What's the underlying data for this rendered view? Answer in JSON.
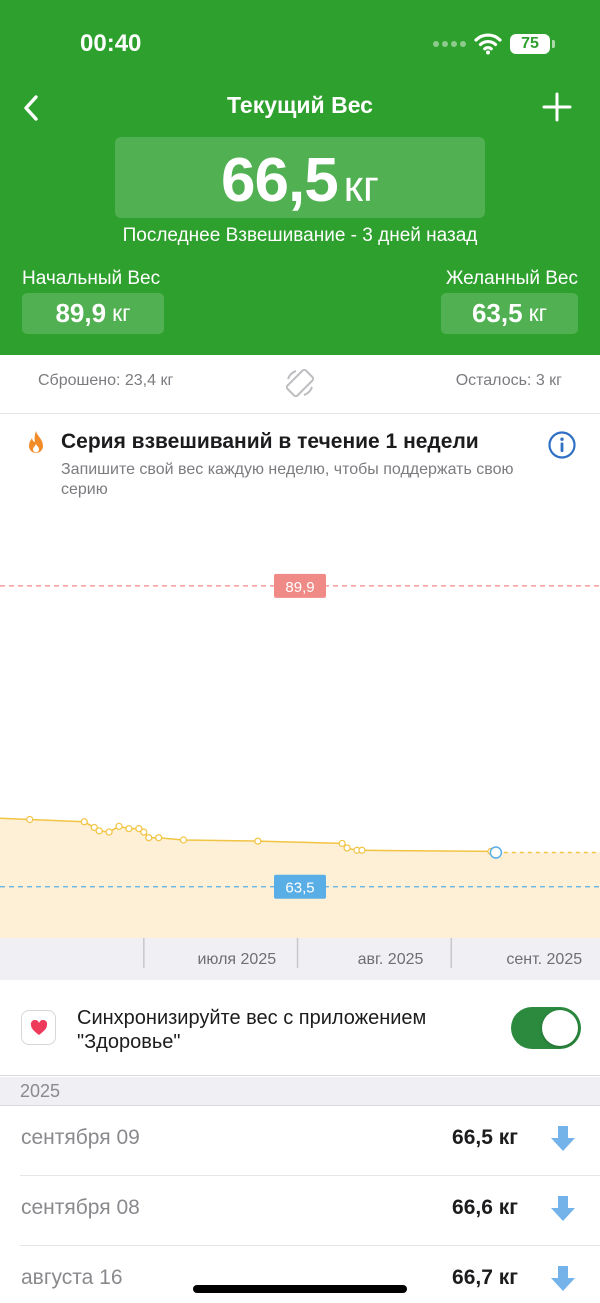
{
  "status_bar": {
    "time": "00:40",
    "battery": "75",
    "icons": [
      "signal-dots-icon",
      "wifi-icon",
      "battery-icon"
    ]
  },
  "header": {
    "title": "Текущий Вес",
    "back_icon": "chevron-left-icon",
    "add_icon": "plus-icon",
    "current_weight": "66,5",
    "unit": "кг",
    "last_weigh_in": "Последнее Взвешивание - 3 дней назад",
    "start_label": "Начальный Вес",
    "start_value": "89,9",
    "goal_label": "Желанный Вес",
    "goal_value": "63,5",
    "color": "#2ea02e"
  },
  "stats": {
    "lost": "Сброшено: 23,4 кг",
    "remaining": "Осталось: 3 кг",
    "rotate_icon": "rotate-screen-icon"
  },
  "streak": {
    "title": "Серия взвешиваний в течение 1 недели",
    "description": "Запишите свой вес каждую неделю, чтобы поддержать свою серию",
    "icon": "flame-icon",
    "info_icon": "info-icon"
  },
  "chart_data": {
    "type": "area",
    "series": [
      {
        "values": [
          {
            "date": "2025-06-07",
            "weight": 69.4
          },
          {
            "date": "2025-06-18",
            "weight": 69.2
          },
          {
            "date": "2025-06-20",
            "weight": 68.7
          },
          {
            "date": "2025-06-21",
            "weight": 68.4
          },
          {
            "date": "2025-06-23",
            "weight": 68.3
          },
          {
            "date": "2025-06-25",
            "weight": 68.8
          },
          {
            "date": "2025-06-27",
            "weight": 68.6
          },
          {
            "date": "2025-06-29",
            "weight": 68.6
          },
          {
            "date": "2025-06-30",
            "weight": 68.3
          },
          {
            "date": "2025-07-01",
            "weight": 67.8
          },
          {
            "date": "2025-07-03",
            "weight": 67.8
          },
          {
            "date": "2025-07-08",
            "weight": 67.6
          },
          {
            "date": "2025-07-23",
            "weight": 67.5
          },
          {
            "date": "2025-08-09",
            "weight": 67.3
          },
          {
            "date": "2025-08-10",
            "weight": 66.9
          },
          {
            "date": "2025-08-12",
            "weight": 66.7
          },
          {
            "date": "2025-08-13",
            "weight": 66.7
          },
          {
            "date": "2025-09-08",
            "weight": 66.6
          },
          {
            "date": "2025-09-09",
            "weight": 66.5
          }
        ],
        "color": "#f2c443",
        "fill": "#fdf0d6"
      }
    ],
    "reference_lines": [
      {
        "label": "89,9",
        "value": 89.9,
        "color": "#f08a86"
      },
      {
        "label": "63,5",
        "value": 63.5,
        "color": "#5aaee6"
      }
    ],
    "x_ticks": [
      "июля 2025",
      "авг. 2025",
      "сент. 2025"
    ],
    "x_domain": [
      "2025-06-01",
      "2025-09-30"
    ],
    "y_domain": [
      59,
      97
    ],
    "grid": false
  },
  "sync": {
    "icon": "health-heart-icon",
    "text": "Синхронизируйте вес с приложением \"Здоровье\"",
    "toggle_on": true
  },
  "history": {
    "year": "2025",
    "entries": [
      {
        "date": "сентября 09",
        "weight": "66,5 кг",
        "icon": "arrow-down-icon"
      },
      {
        "date": "сентября 08",
        "weight": "66,6 кг",
        "icon": "arrow-down-icon"
      },
      {
        "date": "августа 16",
        "weight": "66,7 кг",
        "icon": "arrow-down-icon"
      }
    ]
  }
}
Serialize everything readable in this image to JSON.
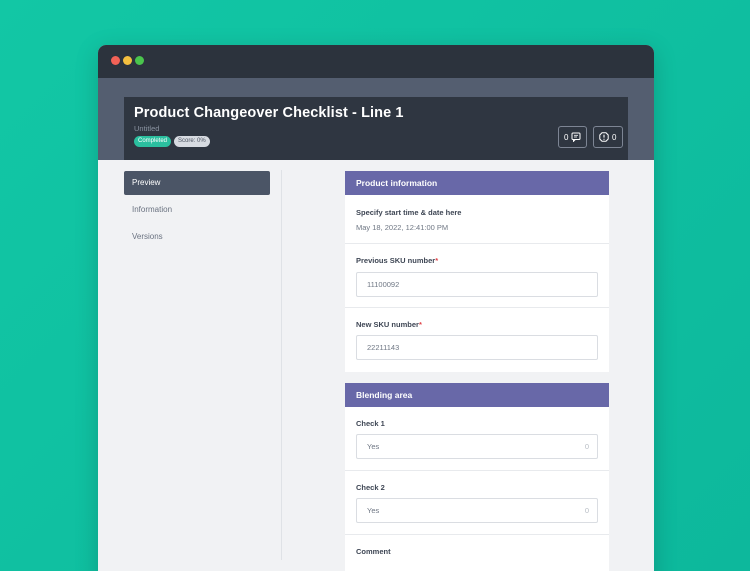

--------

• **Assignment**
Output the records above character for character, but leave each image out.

• **Solved problem**
What's the underlying data for this rendered view? Answer in JSON.
{
  "status_bar": {
    "time": "00:40",
    "battery": "75",
    "icons": [
      "signal-dots-icon",
      "wifi-icon",
      "battery-icon"
    ]
  },
  "header": {
    "title": "Текущий Вес",
    "back_icon": "chevron-left-icon",
    "add_icon": "plus-icon",
    "current_weight": "66,5",
    "unit": "кг",
    "last_weigh_in": "Последнее Взвешивание - 3 дней назад",
    "start_label": "Начальный Вес",
    "start_value": "89,9",
    "goal_label": "Желанный Вес",
    "goal_value": "63,5",
    "color": "#2ea02e"
  },
  "stats": {
    "lost": "Сброшено: 23,4 кг",
    "remaining": "Осталось: 3 кг",
    "rotate_icon": "rotate-screen-icon"
  },
  "streak": {
    "title": "Серия взвешиваний в течение 1 недели",
    "description": "Запишите свой вес каждую неделю, чтобы поддержать свою серию",
    "icon": "flame-icon",
    "info_icon": "info-icon"
  },
  "chart_data": {
    "type": "area",
    "series": [
      {
        "values": [
          {
            "date": "2025-06-07",
            "weight": 69.4
          },
          {
            "date": "2025-06-18",
            "weight": 69.2
          },
          {
            "date": "2025-06-20",
            "weight": 68.7
          },
          {
            "date": "2025-06-21",
            "weight": 68.4
          },
          {
            "date": "2025-06-23",
            "weight": 68.3
          },
          {
            "date": "2025-06-25",
            "weight": 68.8
          },
          {
            "date": "2025-06-27",
            "weight": 68.6
          },
          {
            "date": "2025-06-29",
            "weight": 68.6
          },
          {
            "date": "2025-06-30",
            "weight": 68.3
          },
          {
            "date": "2025-07-01",
            "weight": 67.8
          },
          {
            "date": "2025-07-03",
            "weight": 67.8
          },
          {
            "date": "2025-07-08",
            "weight": 67.6
          },
          {
            "date": "2025-07-23",
            "weight": 67.5
          },
          {
            "date": "2025-08-09",
            "weight": 67.3
          },
          {
            "date": "2025-08-10",
            "weight": 66.9
          },
          {
            "date": "2025-08-12",
            "weight": 66.7
          },
          {
            "date": "2025-08-13",
            "weight": 66.7
          },
          {
            "date": "2025-09-08",
            "weight": 66.6
          },
          {
            "date": "2025-09-09",
            "weight": 66.5
          }
        ],
        "color": "#f2c443",
        "fill": "#fdf0d6"
      }
    ],
    "reference_lines": [
      {
        "label": "89,9",
        "value": 89.9,
        "color": "#f08a86"
      },
      {
        "label": "63,5",
        "value": 63.5,
        "color": "#5aaee6"
      }
    ],
    "x_ticks": [
      "июля 2025",
      "авг. 2025",
      "сент. 2025"
    ],
    "x_domain": [
      "2025-06-01",
      "2025-09-30"
    ],
    "y_domain": [
      59,
      97
    ],
    "grid": false
  },
  "sync": {
    "icon": "health-heart-icon",
    "text": "Синхронизируйте вес с приложением \"Здоровье\"",
    "toggle_on": true
  },
  "history": {
    "year": "2025",
    "entries": [
      {
        "date": "сентября 09",
        "weight": "66,5 кг",
        "icon": "arrow-down-icon"
      },
      {
        "date": "сентября 08",
        "weight": "66,6 кг",
        "icon": "arrow-down-icon"
      },
      {
        "date": "августа 16",
        "weight": "66,7 кг",
        "icon": "arrow-down-icon"
      }
    ]
  }
}
Serialize everything readable in this image to JSON.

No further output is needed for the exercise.